YOUR OBJECTIVE:
Without the pictures, repeat all of the data exactly as it appears below.

SUPPLIED DATA:
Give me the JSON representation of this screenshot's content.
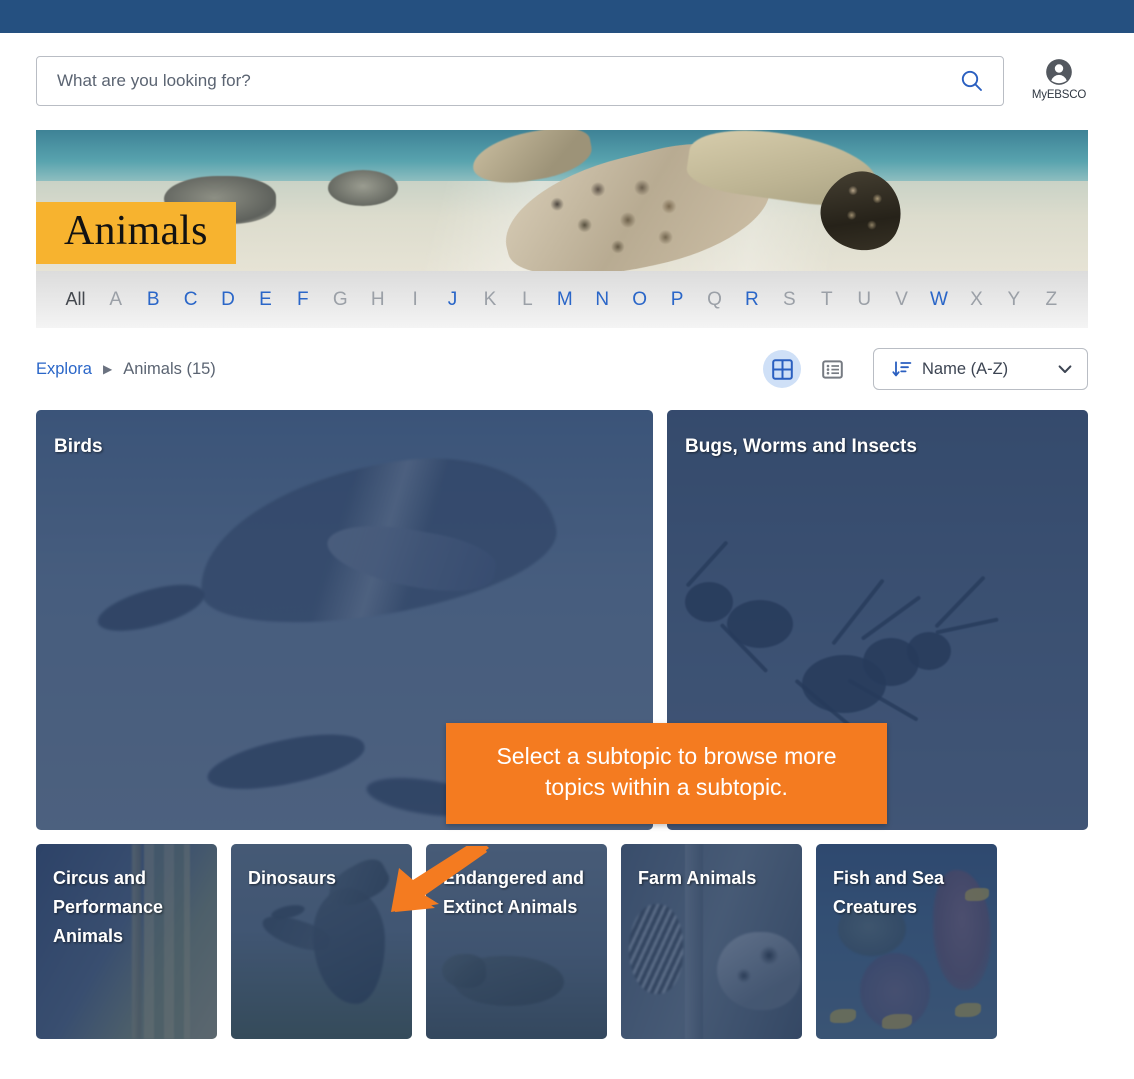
{
  "header": {
    "bar_color": "#255080"
  },
  "search": {
    "placeholder": "What are you looking for?",
    "value": "",
    "search_icon": "search-icon",
    "account_label": "MyEBSCO",
    "account_icon": "account-circle-icon"
  },
  "banner": {
    "title": "Animals",
    "label_color": "#f7b32f",
    "image_description": "sea turtle swimming over sandy seafloor"
  },
  "alphabet": {
    "items": [
      {
        "label": "All",
        "active": true,
        "is_all": true
      },
      {
        "label": "A",
        "active": false
      },
      {
        "label": "B",
        "active": true
      },
      {
        "label": "C",
        "active": true
      },
      {
        "label": "D",
        "active": true
      },
      {
        "label": "E",
        "active": true
      },
      {
        "label": "F",
        "active": true
      },
      {
        "label": "G",
        "active": false
      },
      {
        "label": "H",
        "active": false
      },
      {
        "label": "I",
        "active": false
      },
      {
        "label": "J",
        "active": true
      },
      {
        "label": "K",
        "active": false
      },
      {
        "label": "L",
        "active": false
      },
      {
        "label": "M",
        "active": true
      },
      {
        "label": "N",
        "active": true
      },
      {
        "label": "O",
        "active": true
      },
      {
        "label": "P",
        "active": true
      },
      {
        "label": "Q",
        "active": false
      },
      {
        "label": "R",
        "active": true
      },
      {
        "label": "S",
        "active": false
      },
      {
        "label": "T",
        "active": false
      },
      {
        "label": "U",
        "active": false
      },
      {
        "label": "V",
        "active": false
      },
      {
        "label": "W",
        "active": true
      },
      {
        "label": "X",
        "active": false
      },
      {
        "label": "Y",
        "active": false
      },
      {
        "label": "Z",
        "active": false
      }
    ],
    "active_color": "#2a66c8",
    "inactive_color": "#9ba0a7"
  },
  "breadcrumb": {
    "root": "Explora",
    "separator": "▶",
    "current": "Animals (15)"
  },
  "controls": {
    "grid_view_icon": "grid-view-icon",
    "list_view_icon": "list-view-icon",
    "grid_view_active": true,
    "sort_icon": "sort-descending-icon",
    "sort_value": "Name (A-Z)",
    "chevron_icon": "chevron-down-icon"
  },
  "topics": {
    "row1": [
      {
        "title": "Birds"
      },
      {
        "title": "Bugs, Worms and Insects"
      }
    ],
    "row2": [
      {
        "title": "Circus and Performance Animals"
      },
      {
        "title": "Dinosaurs"
      },
      {
        "title": "Endangered and Extinct Animals"
      },
      {
        "title": "Farm Animals"
      },
      {
        "title": "Fish and Sea Creatures"
      }
    ]
  },
  "callout": {
    "text": "Select a subtopic to browse more topics within a subtopic.",
    "color": "#f47b20",
    "arrow_icon": "arrow-pointer-icon"
  }
}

RESPONSE TO THIS TASK:
Give me the JSON representation of this screenshot's content.
{
  "header": {
    "bar_color": "#255080"
  },
  "search": {
    "placeholder": "What are you looking for?",
    "value": "",
    "search_icon": "search-icon",
    "account_label": "MyEBSCO",
    "account_icon": "account-circle-icon"
  },
  "banner": {
    "title": "Animals",
    "label_color": "#f7b32f",
    "image_description": "sea turtle swimming over sandy seafloor"
  },
  "alphabet": {
    "items": [
      {
        "label": "All",
        "active": true,
        "is_all": true
      },
      {
        "label": "A",
        "active": false
      },
      {
        "label": "B",
        "active": true
      },
      {
        "label": "C",
        "active": true
      },
      {
        "label": "D",
        "active": true
      },
      {
        "label": "E",
        "active": true
      },
      {
        "label": "F",
        "active": true
      },
      {
        "label": "G",
        "active": false
      },
      {
        "label": "H",
        "active": false
      },
      {
        "label": "I",
        "active": false
      },
      {
        "label": "J",
        "active": true
      },
      {
        "label": "K",
        "active": false
      },
      {
        "label": "L",
        "active": false
      },
      {
        "label": "M",
        "active": true
      },
      {
        "label": "N",
        "active": true
      },
      {
        "label": "O",
        "active": true
      },
      {
        "label": "P",
        "active": true
      },
      {
        "label": "Q",
        "active": false
      },
      {
        "label": "R",
        "active": true
      },
      {
        "label": "S",
        "active": false
      },
      {
        "label": "T",
        "active": false
      },
      {
        "label": "U",
        "active": false
      },
      {
        "label": "V",
        "active": false
      },
      {
        "label": "W",
        "active": true
      },
      {
        "label": "X",
        "active": false
      },
      {
        "label": "Y",
        "active": false
      },
      {
        "label": "Z",
        "active": false
      }
    ],
    "active_color": "#2a66c8",
    "inactive_color": "#9ba0a7"
  },
  "breadcrumb": {
    "root": "Explora",
    "separator": "▶",
    "current": "Animals (15)"
  },
  "controls": {
    "grid_view_icon": "grid-view-icon",
    "list_view_icon": "list-view-icon",
    "grid_view_active": true,
    "sort_icon": "sort-descending-icon",
    "sort_value": "Name (A-Z)",
    "chevron_icon": "chevron-down-icon"
  },
  "topics": {
    "row1": [
      {
        "title": "Birds"
      },
      {
        "title": "Bugs, Worms and Insects"
      }
    ],
    "row2": [
      {
        "title": "Circus and Performance Animals"
      },
      {
        "title": "Dinosaurs"
      },
      {
        "title": "Endangered and Extinct Animals"
      },
      {
        "title": "Farm Animals"
      },
      {
        "title": "Fish and Sea Creatures"
      }
    ]
  },
  "callout": {
    "text": "Select a subtopic to browse more topics within a subtopic.",
    "color": "#f47b20",
    "arrow_icon": "arrow-pointer-icon"
  }
}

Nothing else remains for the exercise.